Access to quality, accessible health care for veterans should be guaranteed. But easy access has not been available in South Jersey for too long. Things are improving slowly, but there is a long way to go — particularly in assuring that veterans don’t have such a long way to go to get that care.
Improvements have been made in recent years to address the most common complaint by veterans — the need to travel to the Department of Veterans Affairs hospital in Wilmington, Delaware, for much of their care.
Access to mental-health services has increased in Vineland and Northfield. The VA has worked out partnerships with Cape Regional, Shore Medical Center, Inspira Health Network and now AtlantiCare that make more procedures available through the Veterans Choice Program.
And most recently comes the announcement of plans for a more modern VA outpatient clinic in Cape May County, where veterans make up nearly 9 percent of the population.
Some veterans don’t necessarily see that as good news. Their worry is relocating the clinic from a double-wide trailer at the U.S. Coast Guard base in Cape May to a permanent structure will hurt efforts to integrate health care for veterans with major providers, such as through the Veterans Choice Program.
VA officials and elected representatives should ease those concerns by assuring veterans the clinic and integrated care are not mutually exclusive. The clinic should be a welcome next step in the process of improving care.
A “Sources Sought” notice issued about the clinic by the VA at the end of October says the department wants to lease a building of up to 7,200 square feet that is close to public transportation and has plenty of parking in the Cape May Court House section of Middle Township, a more centrally located spot for Cape May County veterans.
“The Coast Guard have been fantastic hosts, but new space is needed to provide for expansion and modernization of health care services,” said Vince Kane, director of the Wilmington VA Medical Center.
That sounds good, but as VA officials gather public input and advance their plans for the new clinic, they should try to ease the skepticism many veterans have learned from years of substandard access and unfilled promises.
In May, veterans gathered in Wildwood to highlight what they see as the failure of the government to care for Vietnam veterans affected by Agent Orange. At a July meeting in Northfield, veterans detailed concerns with the Veterans Choice Program, including problems with approvals, wait times and coordination between the VA and outside providers. The program also has limits based on how far a veteran lives from a VA center.

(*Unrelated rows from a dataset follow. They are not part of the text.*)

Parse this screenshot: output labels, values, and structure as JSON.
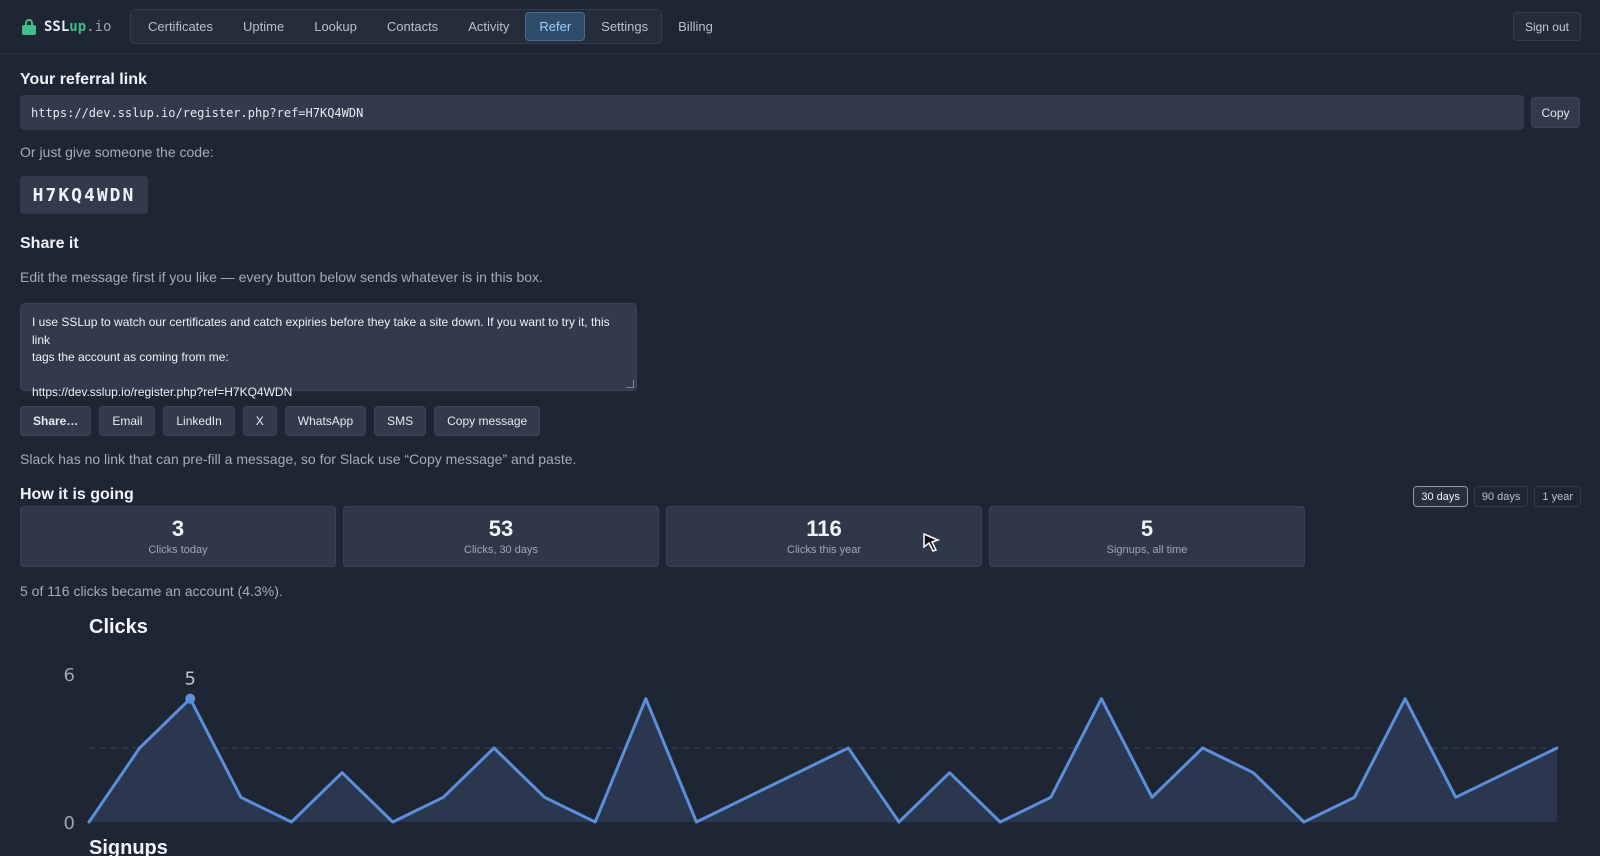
{
  "brand": {
    "name_a": "SSL",
    "name_b": "up",
    "name_c": ".io"
  },
  "nav": [
    "Certificates",
    "Uptime",
    "Lookup",
    "Contacts",
    "Activity",
    "Refer",
    "Settings",
    "Billing"
  ],
  "nav_active": "Refer",
  "signout_label": "Sign out",
  "referral": {
    "heading": "Your referral link",
    "link": "https://dev.sslup.io/register.php?ref=H7KQ4WDN",
    "copy_label": "Copy",
    "code_hint": "Or just give someone the code:",
    "code": "H7KQ4WDN"
  },
  "share": {
    "heading": "Share it",
    "hint": "Edit the message first if you like — every button below sends whatever is in this box.",
    "message_line1": "I use SSLup to watch our certificates and catch expiries before they take a site down. If you want to try it, this link",
    "message_line2": "tags the account as coming from me:",
    "message_line3": "https://dev.sslup.io/register.php?ref=H7KQ4WDN",
    "buttons": [
      "Share…",
      "Email",
      "LinkedIn",
      "X",
      "WhatsApp",
      "SMS",
      "Copy message"
    ],
    "slack_note": "Slack has no link that can pre-fill a message, so for Slack use “Copy message” and paste."
  },
  "stats": {
    "heading": "How it is going",
    "ranges": [
      "30 days",
      "90 days",
      "1 year"
    ],
    "active_range": "30 days",
    "cards": [
      {
        "value": "3",
        "label": "Clicks today"
      },
      {
        "value": "53",
        "label": "Clicks, 30 days"
      },
      {
        "value": "116",
        "label": "Clicks this year"
      },
      {
        "value": "5",
        "label": "Signups, all time"
      }
    ],
    "conversion": "5 of 116 clicks became an account (4.3%)."
  },
  "charts": {
    "clicks_title": "Clicks",
    "signups_title": "Signups"
  },
  "chart_data": {
    "type": "area",
    "title": "Clicks",
    "x": [
      1,
      2,
      3,
      4,
      5,
      6,
      7,
      8,
      9,
      10,
      11,
      12,
      13,
      14,
      15,
      16,
      17,
      18,
      19,
      20,
      21,
      22,
      23,
      24,
      25,
      26,
      27,
      28,
      29,
      30
    ],
    "values": [
      0,
      3,
      5,
      1,
      0,
      2,
      0,
      1,
      3,
      1,
      0,
      5,
      0,
      1,
      2,
      3,
      0,
      2,
      0,
      1,
      5,
      1,
      3,
      2,
      0,
      1,
      5,
      1,
      2,
      3
    ],
    "ylim": [
      0,
      6
    ],
    "y_ticks": [
      "0",
      "6"
    ],
    "peak_label": "5",
    "reference_line": 3,
    "color": "#5b8fd9",
    "fill": "#2b3a52"
  }
}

These are more than simple gripes from old soldiers who don’t appreciate how much better things are than when the troops came home from Vietnam. They are indications of how far we still have to go to properly care for our veterans. A new Cape May County outpatient clinic is one more step in the march toward repaying them for their service.